The Secretary rejects petitioner’s reading and maintains that the Federal Circuit’s decision is correct because the 1977 Board correctly applied the then-governing regulation. According to the Secretary, “clear and unmistakable error has not historically been understood to encompass claims . . . that are premised on the judicial invalidation of a regulation that was correctly applied at the time of the original decision.” The Secretary emphasizes that “a claim of clear and unmistakable error must be based on the law in effect at the time of the decision”—a point petitioner does not contest—and asserts that the regulation applied by the 1977 Board “was plainly ‘law’ at the time.” Because “the Board in 1977 correctly applied that regulation . . . when it denied petitioner’s claim for benefits,” the Secretary argues, it follows that the Board did not commit a clear and unmistakable error that can be revised nearly half a century later.

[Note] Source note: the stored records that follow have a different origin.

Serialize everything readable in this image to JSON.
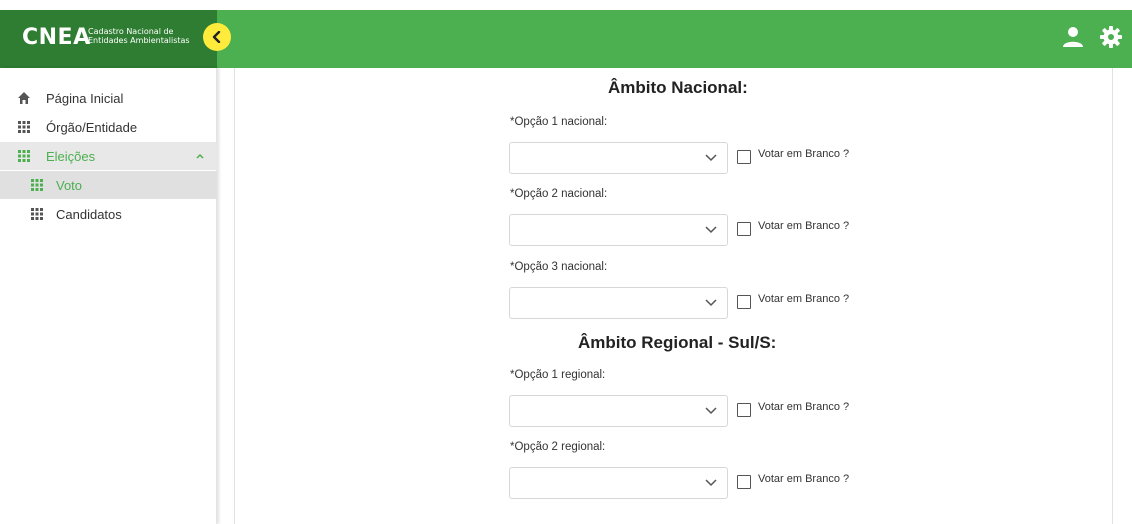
{
  "brand": {
    "logo_text": "CNEA",
    "subtitle_line1": "Cadastro Nacional de",
    "subtitle_line2": "Entidades Ambientalistas",
    "accent_dark": "#2e7d32",
    "accent": "#4caf50",
    "toggle_color": "#ffeb3b"
  },
  "topbar": {
    "icons": [
      "chevron-left-icon",
      "user-icon",
      "gear-icon"
    ]
  },
  "sidebar": {
    "items": [
      {
        "label": "Página Inicial",
        "icon": "home-icon"
      },
      {
        "label": "Órgão/Entidade",
        "icon": "grid-icon"
      },
      {
        "label": "Eleições",
        "icon": "grid-icon",
        "expanded": true
      },
      {
        "label": "Voto",
        "icon": "grid-icon",
        "active": true
      },
      {
        "label": "Candidatos",
        "icon": "grid-icon"
      }
    ]
  },
  "form": {
    "nacional_title": "Âmbito Nacional:",
    "regional_title": "Âmbito Regional - Sul/S:",
    "blank_label": "Votar em Branco ?",
    "nacional_fields": [
      {
        "label": "*Opção 1 nacional:",
        "value": ""
      },
      {
        "label": "*Opção 2 nacional:",
        "value": ""
      },
      {
        "label": "*Opção 3 nacional:",
        "value": ""
      }
    ],
    "regional_fields": [
      {
        "label": "*Opção 1 regional:",
        "value": ""
      },
      {
        "label": "*Opção 2 regional:",
        "value": ""
      }
    ]
  }
}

[Editor’s note: Some of the language in the background section of the summary above was taken from the petition for writ of certiorari and brief in opposition.]